Figure 1. Flow chart guide to the most suitable scRNA-seq technique depending on the scientific problem and the boundary conditions.

Figure 2. Workflow of single cell RNA-seq analysis

Figure 3. Schematic of a typical single-cell RNA-seq analysis workflow


Hwang, B., Lee, J. H., & Bang, D. (2018, August 7). Single-cell RNA sequencing technologies and bioinformatics pipelines – Experimental & Molecular Medicine

Poirion, O. B., Zhu, X., Ching, T., & Garmire, L. (2016, September 2). Single-Cell Transcriptomics Bioinformatics and Computational Challenges.

Wolfien, M., David, R., & Galow, A. M. (2021, March 20). Single-Cell RNA Sequencing Procedures and Data Analysis | Exon Publications. 

Malte D Luecken, Fabian J Theis. Mol Syst Biol. (2019) 15: e8746 


# Load scRNA-Seq data (Assuming you have a count matrix)
# Replace ‘counts_matrix_dromics.csv’ with your actual data file
counts <- read.csv(‘counts_matrix_dromics.csv’, row.names = 1)
# Create a Seurat object
sc_data <- CreateSeuratObject(counts = counts)
# Quality control (filter out low-quality cells and genes)
sc_data <- FilterCells(sc_data, subset.names = c(‘nGene’, ‘nUMI’),
                        low.thresholds = c(200, 500), high.thresholds = c(6000, 30000))
sc_data <- FilterGenes(sc_data, min.cells = 3)
# Normalize data
sc_data <- NormalizeData(sc_data)
# Identify variable genes
sc_data <- FindVariableFeatures(sc_data, selection.method = ‘vst’, nfeatures = 2000)
# Scaling and centering
sc_data <- ScaleData(sc_data)
# Perform PCA
sc_data <- RunPCA(sc_data, features = VariableFeatures(object = sc_data))
# Perform UMAP visualization
sc_data <- RunUMAP(sc_data, reduction = ‘pca’, dims = 1:10)
# Cluster cells
sc_data <- FindNeighbors(sc_data, reduction = ‘pca’, dims = 1:10)
sc_data <- FindClusters(sc_data, resolution = 0.5)
# Visualize results
DimPlot(sc_data, label = TRUE)


  1. What is the primary purpose of single-cell RNA sequencing (scRNA-Seq)?
  1. Identifying adapter sequences
  2. Enhancing data quality
  3. Exploring cellular processes at a single-cell level
  4. Analysing bulk RNA samples

Ans. 3. Exploring cellular processes at a single-cell level

  1. How do methods like COMBAT and BASICS contribute to scRNA-Seq analysis?
  1. Predict RNA-Seq sample reads
  2. Detect gene expression outliers
  3. Reduce batch effects for more robust analysis
  4. Filter genes based on FPKM values

Ans. 3. Reduce batch effects for more robust analysis
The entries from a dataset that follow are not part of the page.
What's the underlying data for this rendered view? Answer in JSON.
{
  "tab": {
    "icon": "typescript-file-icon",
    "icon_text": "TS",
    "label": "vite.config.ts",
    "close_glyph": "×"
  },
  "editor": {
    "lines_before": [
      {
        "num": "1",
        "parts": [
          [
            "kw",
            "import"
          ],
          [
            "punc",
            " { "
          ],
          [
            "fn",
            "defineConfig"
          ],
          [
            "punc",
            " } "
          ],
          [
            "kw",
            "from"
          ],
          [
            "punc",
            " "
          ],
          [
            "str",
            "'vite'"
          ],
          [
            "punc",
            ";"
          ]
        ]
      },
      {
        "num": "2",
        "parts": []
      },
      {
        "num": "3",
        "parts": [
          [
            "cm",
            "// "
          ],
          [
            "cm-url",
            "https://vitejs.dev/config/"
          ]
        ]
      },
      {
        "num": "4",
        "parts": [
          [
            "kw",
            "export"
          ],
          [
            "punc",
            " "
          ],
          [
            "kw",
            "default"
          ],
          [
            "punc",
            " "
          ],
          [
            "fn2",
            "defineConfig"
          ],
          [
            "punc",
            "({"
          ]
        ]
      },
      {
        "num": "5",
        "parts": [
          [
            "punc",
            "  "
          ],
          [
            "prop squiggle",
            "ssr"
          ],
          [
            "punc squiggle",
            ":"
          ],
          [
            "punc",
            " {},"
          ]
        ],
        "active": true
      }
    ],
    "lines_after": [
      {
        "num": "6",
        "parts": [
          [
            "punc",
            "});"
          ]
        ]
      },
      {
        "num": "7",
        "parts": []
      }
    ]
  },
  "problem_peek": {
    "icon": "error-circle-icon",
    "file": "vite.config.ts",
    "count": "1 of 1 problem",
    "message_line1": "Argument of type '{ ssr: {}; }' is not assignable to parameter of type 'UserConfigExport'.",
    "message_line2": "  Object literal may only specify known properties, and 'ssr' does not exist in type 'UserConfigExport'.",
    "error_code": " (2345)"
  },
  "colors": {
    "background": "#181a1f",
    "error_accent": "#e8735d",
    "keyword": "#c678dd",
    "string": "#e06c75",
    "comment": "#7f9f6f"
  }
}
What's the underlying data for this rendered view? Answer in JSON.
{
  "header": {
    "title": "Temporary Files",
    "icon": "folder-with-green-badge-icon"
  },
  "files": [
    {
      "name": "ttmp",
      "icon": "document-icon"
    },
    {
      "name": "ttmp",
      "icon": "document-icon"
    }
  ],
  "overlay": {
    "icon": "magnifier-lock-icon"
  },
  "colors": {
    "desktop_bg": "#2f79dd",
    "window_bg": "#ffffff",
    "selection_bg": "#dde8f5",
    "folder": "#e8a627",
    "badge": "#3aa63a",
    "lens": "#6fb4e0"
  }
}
  1. In the field of single-cell genomics, what role does scRNA-Seq play?
  1. Analysing bulk RNA samples
  2. Decoding biological complexity at the single-cell level
  3. Enhancing the quality of sequencing libraries
  4. Removing noise from gene expression data

Ans. 2. Decoding biological complexity at the single-cell level


Leave a Comment

Your email address will not be published. Required fields are marked *